RECORDS:
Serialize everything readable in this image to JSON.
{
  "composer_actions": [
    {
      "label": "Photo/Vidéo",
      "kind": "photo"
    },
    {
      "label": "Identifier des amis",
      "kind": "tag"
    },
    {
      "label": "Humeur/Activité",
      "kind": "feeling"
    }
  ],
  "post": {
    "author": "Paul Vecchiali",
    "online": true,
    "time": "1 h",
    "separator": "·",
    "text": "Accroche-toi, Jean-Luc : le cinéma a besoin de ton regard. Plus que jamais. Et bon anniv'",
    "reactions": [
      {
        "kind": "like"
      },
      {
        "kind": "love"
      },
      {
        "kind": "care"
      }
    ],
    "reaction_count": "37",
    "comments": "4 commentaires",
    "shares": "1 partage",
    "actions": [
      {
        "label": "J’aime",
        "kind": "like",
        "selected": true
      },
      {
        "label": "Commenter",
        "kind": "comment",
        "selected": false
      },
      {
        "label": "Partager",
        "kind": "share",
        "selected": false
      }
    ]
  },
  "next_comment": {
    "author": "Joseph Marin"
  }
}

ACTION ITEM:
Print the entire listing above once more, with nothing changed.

TASK RESULT:
Serialize everything readable in this image to JSON.
{
  "composer_actions": [
    {
      "label": "Photo/Vidéo",
      "kind": "photo"
    },
    {
      "label": "Identifier des amis",
      "kind": "tag"
    },
    {
      "label": "Humeur/Activité",
      "kind": "feeling"
    }
  ],
  "post": {
    "author": "Paul Vecchiali",
    "online": true,
    "time": "1 h",
    "separator": "·",
    "text": "Accroche-toi, Jean-Luc : le cinéma a besoin de ton regard. Plus que jamais. Et bon anniv'",
    "reactions": [
      {
        "kind": "like"
      },
      {
        "kind": "love"
      },
      {
        "kind": "care"
      }
    ],
    "reaction_count": "37",
    "comments": "4 commentaires",
    "shares": "1 partage",
    "actions": [
      {
        "label": "J’aime",
        "kind": "like",
        "selected": true
      },
      {
        "label": "Commenter",
        "kind": "comment",
        "selected": false
      },
      {
        "label": "Partager",
        "kind": "share",
        "selected": false
      }
    ]
  },
  "next_comment": {
    "author": "Joseph Marin"
  }
}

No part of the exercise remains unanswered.